Minamotono Yoshitsune kept winning the battles between the Taira and Minamoto clans, but was expelled for being a nuisance and subverted by his brother Yoritomo. “Hougan biiki” means “sympathy for a tragic hero” like him, and describes the feeling of taking their side.
For a long time, Japanese people have been telling history and stories with empathy for those who lose and die in such battles. There are so many similar cases, such as of the Taira clan, Yoshitsune, Kusunoki Masashige, Akechi Mitsuhide, and Saigō Takamori. Moreover, as it is obvious from the case of Yoshitsune, we can say that only a fine line exists between winners and losers. Why don’t we think over what it means to win and to lose while viewing various characters drawn in ukiyo-e?

Utagawa Yoshitora / Utagawa Shigekiyo “Fifty-three Stations of the Tōkaidō Road with Calligraphy: Ise, Cherry Blossoms in Ishiyakushi”

Tsukioka Yoshitoshi “Battle of Sekigahara”

Utagawa Hiroshige “Night Attack of the 47 Loyal Retainers”

Face-Off! What Happens in a One-on-One Battle?

People sometimes confront each other one-on-one to prove their power and justice. In history, novels, and kabuki plays, such battles and competitions are often the highlight of the story. This section introduces famous scenes of confrontations depicted in ukiyo-e, such as the duel between Benkei and Ushiwakamaru and the contest of strength between Soga Gorō and Asahina.

Tsukioka Yoshitoshi “Gojō Bridge in the Chronicles of Yoshitsune”
Ōmori Yoshikiyo “Gorō Tokimune and Asahina from the Tale of Soga Brothers”

Villains in Kabuki Plays—People Who Were Destined to Los

Stories in which the hero defeats powerful enemies are called “kanzen chōaku”, and are still popular today.

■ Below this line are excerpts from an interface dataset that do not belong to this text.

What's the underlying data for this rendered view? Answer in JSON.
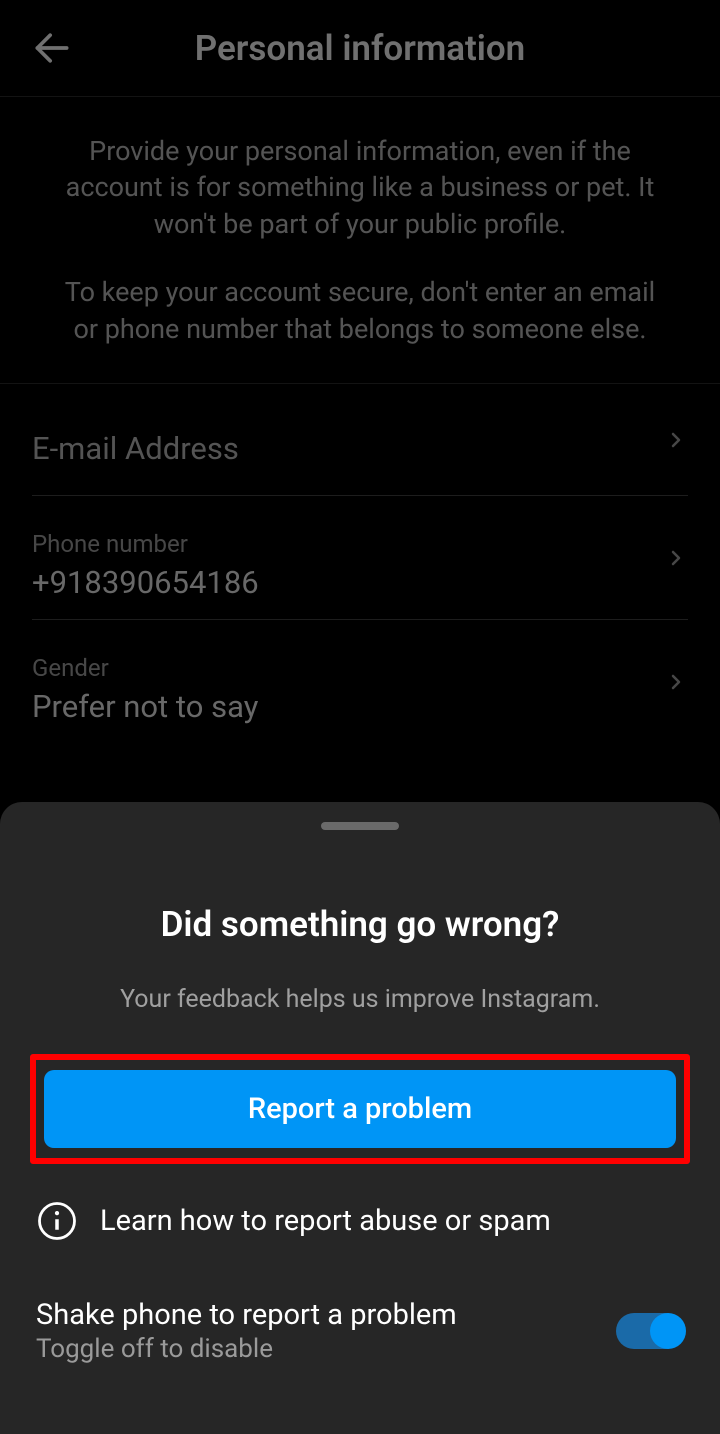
{
  "header": {
    "title": "Personal information"
  },
  "info": {
    "paragraph1": "Provide your personal information, even if the account is for something like a business or pet. It won't be part of your public profile.",
    "paragraph2": "To keep your account secure, don't enter an email or phone number that belongs to someone else."
  },
  "fields": {
    "email": {
      "label": "E-mail Address",
      "value": ""
    },
    "phone": {
      "label": "Phone number",
      "value": "+918390654186"
    },
    "gender": {
      "label": "Gender",
      "value": "Prefer not to say"
    }
  },
  "sheet": {
    "title": "Did something go wrong?",
    "subtitle": "Your feedback helps us improve Instagram.",
    "report_button": "Report a problem",
    "learn_link": "Learn how to report abuse or spam",
    "shake": {
      "title": "Shake phone to report a problem",
      "subtitle": "Toggle off to disable"
    }
  }
}
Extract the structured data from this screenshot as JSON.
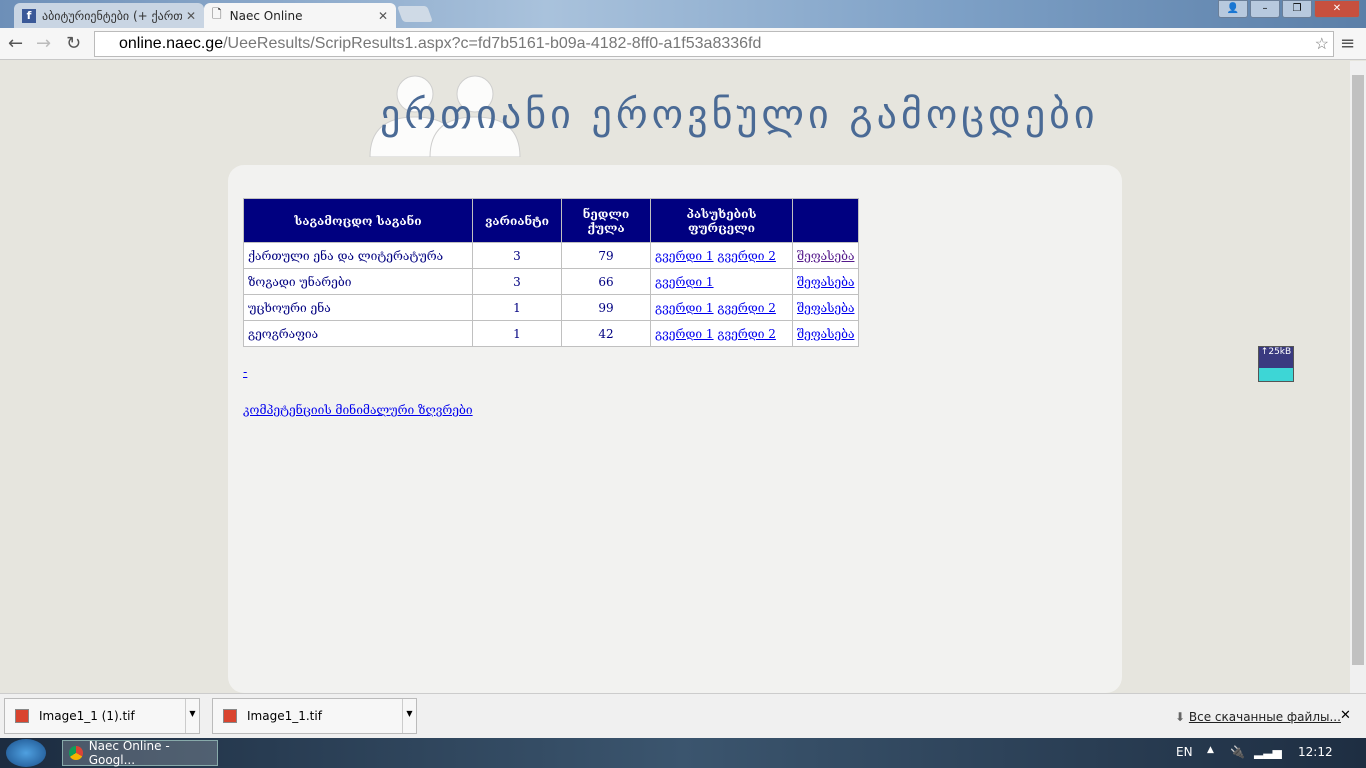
{
  "browser": {
    "tabs": [
      {
        "label": "აბიტურიენტები (+ ქართ",
        "icon": "facebook-icon"
      },
      {
        "label": "Naec Online",
        "icon": "page-icon"
      }
    ],
    "url_host": "online.naec.ge",
    "url_path": "/UeeResults/ScripResults1.aspx?c=fd7b5161-b09a-4182-8ff0-a1f53a8336fd"
  },
  "page": {
    "title": "ერთიანი ეროვნული გამოცდები",
    "table": {
      "headers": [
        "საგამოცდო საგანი",
        "ვარიანტი",
        "ნედლი ქულა",
        "პასუხების ფურცელი",
        ""
      ],
      "rows": [
        {
          "subject": "ქართული ენა და ლიტერატურა",
          "variant": "3",
          "score": "79",
          "page1": "გვერდი 1",
          "page2": "გვერდი 2",
          "eval": "შეფასება"
        },
        {
          "subject": "ზოგადი უნარები",
          "variant": "3",
          "score": "66",
          "page1": "გვერდი 1",
          "page2": "",
          "eval": "შეფასება"
        },
        {
          "subject": "უცხოური ენა",
          "variant": "1",
          "score": "99",
          "page1": "გვერდი 1",
          "page2": "გვერდი 2",
          "eval": "შეფასება"
        },
        {
          "subject": "გეოგრაფია",
          "variant": "1",
          "score": "42",
          "page1": "გვერდი 1",
          "page2": "გვერდი 2",
          "eval": "შეფასება"
        }
      ]
    },
    "dash_link": "-",
    "min_link": "კომპეტენციის მინიმალური ზღვრები",
    "widget": "↑25kB"
  },
  "downloads": {
    "items": [
      "Image1_1 (1).tif",
      "Image1_1.tif"
    ],
    "all_files": "Все скачанные файлы..."
  },
  "taskbar": {
    "task": "Naec Online - Googl...",
    "lang": "EN",
    "time": "12:12"
  }
}
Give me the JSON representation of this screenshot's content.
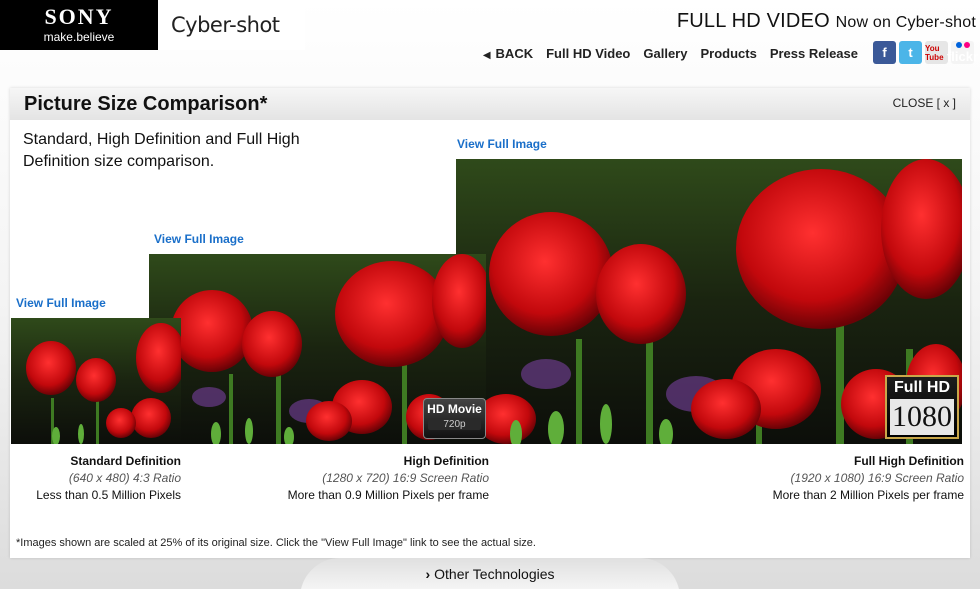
{
  "header": {
    "brand": "SONY",
    "tagline": "make.believe",
    "product_logo": "Cyber-shot",
    "headline_main": "FULL HD VIDEO",
    "headline_sub": "Now on Cyber-shot"
  },
  "nav": {
    "back": "BACK",
    "items": [
      "Full HD Video",
      "Gallery",
      "Products",
      "Press Release"
    ]
  },
  "social": [
    "facebook-icon",
    "twitter-icon",
    "youtube-icon",
    "flickr-icon"
  ],
  "social_text": {
    "facebook": "f",
    "twitter": "t",
    "youtube": "You Tube",
    "flickr": "flickr"
  },
  "panel": {
    "title": "Picture Size Comparison*",
    "close": "CLOSE [ x ]",
    "intro": "Standard, High Definition and Full High Definition size comparison.",
    "view_link": "View Full Image",
    "footnote": "*Images shown are scaled at 25% of its original size. Click the \"View Full Image\" link to see the actual size."
  },
  "comparisons": [
    {
      "title": "Standard Definition",
      "ratio": "(640 x 480) 4:3 Ratio",
      "pixels": "Less than 0.5 Million Pixels"
    },
    {
      "title": "High Definition",
      "ratio": "(1280 x 720) 16:9 Screen Ratio",
      "pixels": "More than 0.9 Million Pixels per frame"
    },
    {
      "title": "Full High Definition",
      "ratio": "(1920 x 1080) 16:9 Screen Ratio",
      "pixels": "More than 2 Million Pixels per frame"
    }
  ],
  "badges": {
    "hd_movie": "HD Movie",
    "hd_res": "720p",
    "full_hd": "Full HD",
    "full_res": "1080"
  },
  "bottom": {
    "other_tech": "Other Technologies"
  }
}
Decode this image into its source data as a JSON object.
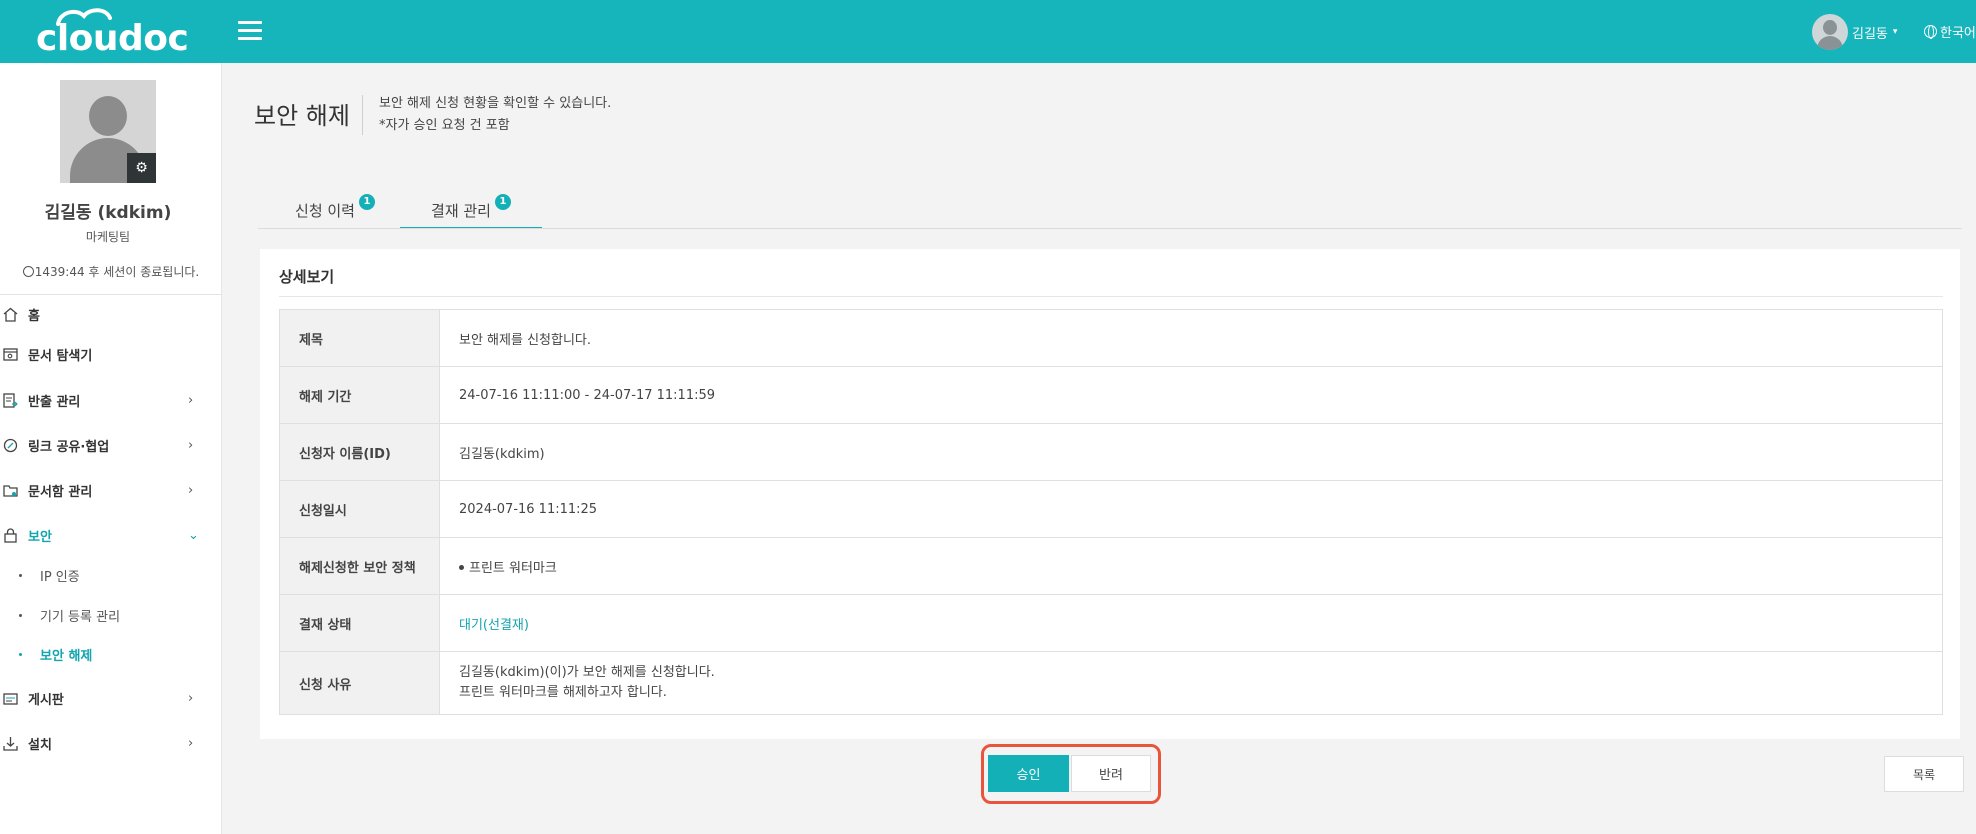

In kabuki and novels of the Edo period, kanzen chōaku was one of the most popular plots. People in Edo cheered when villains with overwhelming power appeared and the hero defeated them. The villains can be said to be destined to lose.

Utagawa Toyokuni “Kabuki Play “Sugawaradenju Tenarai Kagami” Kuruma-biki”

Highlight of this exhibition

Utagawa Toyonobu “Scene from the Story about Toyotomi Hideyoshi “Shinsen Taikō-ki”: Oda Nobunaga Beating Akechi Mitsuhide with the Iron-ribbed Fan”

In Japanese history, Akechi Mitsuhide has a strong image as a rebel or a loser who lost his ruling power in only a few days. However, a recent TV drama which depicted Mitsuhide’s life introduced a new interpretation in which the reason why he betrayed his lord was for justice, because the lord had become out of control and more of a tyrant year by year. In fact, images of Mitsuhide as a tragic hero are not new. For people in the Edo period, Mitsuhide was a villain as a murderer, but at the same time, in kabuki plays and novels, he was depicted as a weak person who was insulted by the tyrant lord and had a grudge. This picture depicts a famous scene from the novel Taikōki, in which his lord Nobunaga hits Mitsuhide with an iron fan because Mitsuhide had admonished Nobunaga’s attack on the Erin-ji Temple with fire. Various episodes, not only about Mitsuhide but also his vassals, who are not known these days, are introduced in this book, and also many ukiyo-e depicting them were published. We can understand his popularity in the Edo period.


Admission
Adult 1000 yen
University and High school students 700 yen
Junior High School Students and below Free
Calendar

close

2021 04

休館日

1-14, 19,25-30

2021 / 04

1-14, 19,25-30

SUN MON TUE WED THU FRI SAT
2021 05

休館日

1-14,17-20,24,31

2021 / 05

1-14,17-20,24,31

SUN MON TUE WED THU FRI SAT